Everything You Need to Know About the Iran Deal One Year Later
A coalition of world powers led by the U.S. government constructed an agreement called the Joint Comprehensive Plan of Action, better known as the Iran Deal. The goal of the agreement was to prevent Iran from obtaining nuclear weapons, while also trying to bring the radical nation back into the international fold.
Instead, the Iran Deal endangered the American people and her allies and enabled the world's largest state sponsor of radical Islamic terrorism.
The deal allowed for the lifting of massive economic sanctions and the release of $150 billion in assets to the world’s number one state sponsor of terrorism. It also terminated an arms embargo that kept Iran from exporting weapons in a dangerously radical region. The U.S. also lost the ability to inspect Iranian nuclear facilities to check for violations of the agreement. These provisions were made in exchange for Iran's pledge to never "seek, develop or acquire nuclear weapons." Since this deal was enacted, Iran has violated the agreement in multiple instances.
The Iran Deal promised that added restrictions would be placed on Iran's ballistic missile program. But in reality, the deal rolls back previously existing restrictions on Iran's missile program. Iran has conducted two missile tests in violation of the Iran Deal since its enactment, once in October 2015 and a second in March 2016. Both missiles have the ability to reach multiple Middle Eastern nations, including Israel.
U.S. officials hoped to have the ability to conduct "anytime-anywhere" investigations, but instead, the inspection of Iranian nuclear facilities is handled by the U.N.'s International Atomic Energy Agency. Iran is permitted to have their own inspectors report on their nuclear facilities. They also have the right to delay the inspections of nuclear sites for 24 days. This allows time for Iranians to hide any evidence of nuclear-related violations.
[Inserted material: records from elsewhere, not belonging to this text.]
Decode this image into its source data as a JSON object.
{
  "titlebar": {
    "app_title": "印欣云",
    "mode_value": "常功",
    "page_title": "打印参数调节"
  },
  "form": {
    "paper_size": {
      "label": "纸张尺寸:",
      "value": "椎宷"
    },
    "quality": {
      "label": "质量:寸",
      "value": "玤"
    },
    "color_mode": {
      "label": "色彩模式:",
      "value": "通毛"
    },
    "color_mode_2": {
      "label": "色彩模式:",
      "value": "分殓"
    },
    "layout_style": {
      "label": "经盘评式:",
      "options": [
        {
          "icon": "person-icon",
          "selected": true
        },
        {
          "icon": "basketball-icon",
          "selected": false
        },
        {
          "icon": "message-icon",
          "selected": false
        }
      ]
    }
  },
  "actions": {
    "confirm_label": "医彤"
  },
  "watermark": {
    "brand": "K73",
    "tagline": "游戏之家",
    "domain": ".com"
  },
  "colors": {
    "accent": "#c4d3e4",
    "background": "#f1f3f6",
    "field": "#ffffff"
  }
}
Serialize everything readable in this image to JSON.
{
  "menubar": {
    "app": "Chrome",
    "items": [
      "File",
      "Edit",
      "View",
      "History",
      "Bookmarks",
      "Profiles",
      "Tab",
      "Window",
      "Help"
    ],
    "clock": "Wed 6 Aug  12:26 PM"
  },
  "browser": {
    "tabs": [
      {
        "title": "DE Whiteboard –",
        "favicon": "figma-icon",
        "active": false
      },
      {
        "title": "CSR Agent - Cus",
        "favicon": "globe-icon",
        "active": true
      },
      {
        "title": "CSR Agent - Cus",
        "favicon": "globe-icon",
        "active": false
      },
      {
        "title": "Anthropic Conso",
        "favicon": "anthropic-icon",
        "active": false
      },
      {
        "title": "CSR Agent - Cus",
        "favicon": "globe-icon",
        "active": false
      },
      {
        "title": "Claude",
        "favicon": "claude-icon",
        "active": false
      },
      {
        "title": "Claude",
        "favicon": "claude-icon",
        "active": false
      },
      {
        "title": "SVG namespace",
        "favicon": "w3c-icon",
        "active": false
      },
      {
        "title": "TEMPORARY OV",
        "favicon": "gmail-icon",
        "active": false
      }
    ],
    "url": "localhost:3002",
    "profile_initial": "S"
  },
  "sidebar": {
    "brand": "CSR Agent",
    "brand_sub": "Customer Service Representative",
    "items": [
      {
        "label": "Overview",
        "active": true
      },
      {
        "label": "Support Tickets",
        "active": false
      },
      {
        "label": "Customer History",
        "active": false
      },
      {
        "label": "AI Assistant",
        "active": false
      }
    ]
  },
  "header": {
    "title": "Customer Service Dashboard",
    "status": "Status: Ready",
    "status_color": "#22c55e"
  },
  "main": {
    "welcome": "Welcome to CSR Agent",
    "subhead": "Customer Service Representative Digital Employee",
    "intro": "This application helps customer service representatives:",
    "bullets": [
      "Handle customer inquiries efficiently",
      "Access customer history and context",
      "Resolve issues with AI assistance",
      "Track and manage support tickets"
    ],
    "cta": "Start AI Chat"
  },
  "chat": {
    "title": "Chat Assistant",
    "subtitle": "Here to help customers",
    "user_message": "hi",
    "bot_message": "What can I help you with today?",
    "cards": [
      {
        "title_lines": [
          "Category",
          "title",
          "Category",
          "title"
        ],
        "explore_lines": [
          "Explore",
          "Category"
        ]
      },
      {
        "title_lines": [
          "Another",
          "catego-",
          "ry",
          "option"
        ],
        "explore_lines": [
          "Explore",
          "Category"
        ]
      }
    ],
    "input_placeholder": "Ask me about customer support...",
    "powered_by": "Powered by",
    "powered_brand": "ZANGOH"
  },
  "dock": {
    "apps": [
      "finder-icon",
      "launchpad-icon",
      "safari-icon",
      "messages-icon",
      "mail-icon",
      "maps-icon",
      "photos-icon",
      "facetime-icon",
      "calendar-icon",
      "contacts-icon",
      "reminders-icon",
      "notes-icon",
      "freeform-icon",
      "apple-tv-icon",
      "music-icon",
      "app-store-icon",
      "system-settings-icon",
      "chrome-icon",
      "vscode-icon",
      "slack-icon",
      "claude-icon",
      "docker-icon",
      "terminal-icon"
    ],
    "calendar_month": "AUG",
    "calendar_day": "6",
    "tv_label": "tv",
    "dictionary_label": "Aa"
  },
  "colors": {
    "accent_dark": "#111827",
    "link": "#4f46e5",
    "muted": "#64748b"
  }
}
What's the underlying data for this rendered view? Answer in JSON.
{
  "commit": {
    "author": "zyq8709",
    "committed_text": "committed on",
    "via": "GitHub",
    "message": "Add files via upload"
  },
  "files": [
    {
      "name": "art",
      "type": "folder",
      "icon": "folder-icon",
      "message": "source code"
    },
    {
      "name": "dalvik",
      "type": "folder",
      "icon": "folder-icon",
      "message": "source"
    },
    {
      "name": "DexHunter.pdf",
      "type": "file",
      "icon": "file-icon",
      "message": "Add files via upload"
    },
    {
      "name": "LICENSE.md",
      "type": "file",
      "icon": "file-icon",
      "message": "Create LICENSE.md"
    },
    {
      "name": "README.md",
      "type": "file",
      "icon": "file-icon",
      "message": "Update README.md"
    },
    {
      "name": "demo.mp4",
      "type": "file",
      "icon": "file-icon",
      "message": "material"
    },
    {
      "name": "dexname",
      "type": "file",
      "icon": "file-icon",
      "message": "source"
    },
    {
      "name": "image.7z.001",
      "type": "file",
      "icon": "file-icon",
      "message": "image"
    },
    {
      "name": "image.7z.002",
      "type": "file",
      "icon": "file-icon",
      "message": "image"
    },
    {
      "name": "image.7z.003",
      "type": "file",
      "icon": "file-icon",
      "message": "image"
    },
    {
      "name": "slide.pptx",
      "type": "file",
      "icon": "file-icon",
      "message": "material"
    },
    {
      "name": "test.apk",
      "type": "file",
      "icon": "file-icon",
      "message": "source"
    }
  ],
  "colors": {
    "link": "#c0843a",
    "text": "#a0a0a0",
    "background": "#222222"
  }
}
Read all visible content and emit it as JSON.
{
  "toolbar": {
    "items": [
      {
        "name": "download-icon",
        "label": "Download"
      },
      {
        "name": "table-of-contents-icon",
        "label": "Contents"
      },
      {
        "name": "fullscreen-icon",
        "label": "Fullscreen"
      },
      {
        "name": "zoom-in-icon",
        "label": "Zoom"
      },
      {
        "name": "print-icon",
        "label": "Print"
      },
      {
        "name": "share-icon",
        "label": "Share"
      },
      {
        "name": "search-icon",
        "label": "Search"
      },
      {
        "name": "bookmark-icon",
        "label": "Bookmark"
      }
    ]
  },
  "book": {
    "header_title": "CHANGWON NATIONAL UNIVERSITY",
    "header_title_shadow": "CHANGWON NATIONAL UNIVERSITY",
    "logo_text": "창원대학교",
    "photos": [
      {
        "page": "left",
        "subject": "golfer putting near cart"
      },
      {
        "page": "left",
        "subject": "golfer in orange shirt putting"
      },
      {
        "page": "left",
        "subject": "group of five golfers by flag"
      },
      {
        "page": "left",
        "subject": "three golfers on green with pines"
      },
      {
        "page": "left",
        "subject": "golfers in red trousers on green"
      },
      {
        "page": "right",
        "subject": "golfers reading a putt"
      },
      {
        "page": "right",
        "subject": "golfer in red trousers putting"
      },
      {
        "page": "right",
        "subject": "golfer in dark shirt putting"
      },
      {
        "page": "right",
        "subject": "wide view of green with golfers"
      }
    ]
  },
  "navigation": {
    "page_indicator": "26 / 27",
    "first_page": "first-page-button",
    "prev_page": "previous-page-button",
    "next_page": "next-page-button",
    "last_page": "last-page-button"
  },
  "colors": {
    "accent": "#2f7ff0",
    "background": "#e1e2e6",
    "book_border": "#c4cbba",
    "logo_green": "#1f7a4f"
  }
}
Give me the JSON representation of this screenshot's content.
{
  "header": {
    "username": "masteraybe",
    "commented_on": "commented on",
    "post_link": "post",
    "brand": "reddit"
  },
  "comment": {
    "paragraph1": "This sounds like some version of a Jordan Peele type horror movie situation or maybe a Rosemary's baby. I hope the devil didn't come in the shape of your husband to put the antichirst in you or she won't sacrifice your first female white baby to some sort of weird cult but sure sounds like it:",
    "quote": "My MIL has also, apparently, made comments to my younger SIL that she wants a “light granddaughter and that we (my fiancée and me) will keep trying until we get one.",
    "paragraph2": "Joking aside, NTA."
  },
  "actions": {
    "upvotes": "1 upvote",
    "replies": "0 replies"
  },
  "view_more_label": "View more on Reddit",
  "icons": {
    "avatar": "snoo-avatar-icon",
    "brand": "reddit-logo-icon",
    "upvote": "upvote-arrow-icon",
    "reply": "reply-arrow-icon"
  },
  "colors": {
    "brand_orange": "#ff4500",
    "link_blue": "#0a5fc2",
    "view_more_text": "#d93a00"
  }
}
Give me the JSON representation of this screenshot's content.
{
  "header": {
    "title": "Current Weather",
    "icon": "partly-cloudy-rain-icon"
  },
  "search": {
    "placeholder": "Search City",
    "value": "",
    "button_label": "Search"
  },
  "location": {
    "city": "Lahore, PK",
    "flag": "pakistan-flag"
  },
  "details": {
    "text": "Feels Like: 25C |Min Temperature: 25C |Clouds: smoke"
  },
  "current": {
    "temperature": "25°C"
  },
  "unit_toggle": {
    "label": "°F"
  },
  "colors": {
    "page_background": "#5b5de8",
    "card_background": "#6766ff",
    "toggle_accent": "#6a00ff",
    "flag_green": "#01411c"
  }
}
The lifting of economic sanctions was intended to be dependent on Iran’s compliance with the deal. Instead, Iran was immediately provided with billions in previously frozen financial assets. It is possible that Iran now uses these funds to support the multiple terror proxies operating around the world. This list of terrorist groups supported by Iran includes the Iranian Revolutionary Guard Corps, Hezbollah, Hamas and the Palestinian Islamic Jihad, to name a few.
Earlier this month, Iran Air was set to receive 80 commercial aircraft from Boeing International that would most likely be used to supply military support to terrorist groups that repeatedly threaten the U.S. and her allies. It was also stated in a German intelligence agency report that Iran actively sought illicit nuclear technology from independent German companies.
President Obama, John Kerry, Ben Rhodes, and the rest of the Administration signed the deal that let all authorized all of these things. In 10-15 years when key provisions of the deal expire, Iran will pose an even greater threat to the security of the U.S. Because of economic sanctions relief and the new ability to trade in the international markets, Iran will likely be stronger economically, politically, socially, and militarily in 10-15 years. The world’s leading state sponsor of terrorism may be in a position to create a nuclear weapon very quickly and already possesses missiles capable of carrying nuclear warheads to any of its regional neighbors, including Israel and Saudi Arabia.
In one year since the signing of the Iran Deal, we have seen Iranian citizens chant "Death to America and Israel." We have seen multiple, blatant violations of the restrictions that were established by the deal. We will continue to see much of the same.
It's time for the United States government to realize that a nation that has been named the number one state sponsor of radical Islamic terror is not a nation that should receive benefits while seeking nuclear weapons. One year later, it is time for the United States to realize that we need to get tough on Iran, for the safety of America and the world.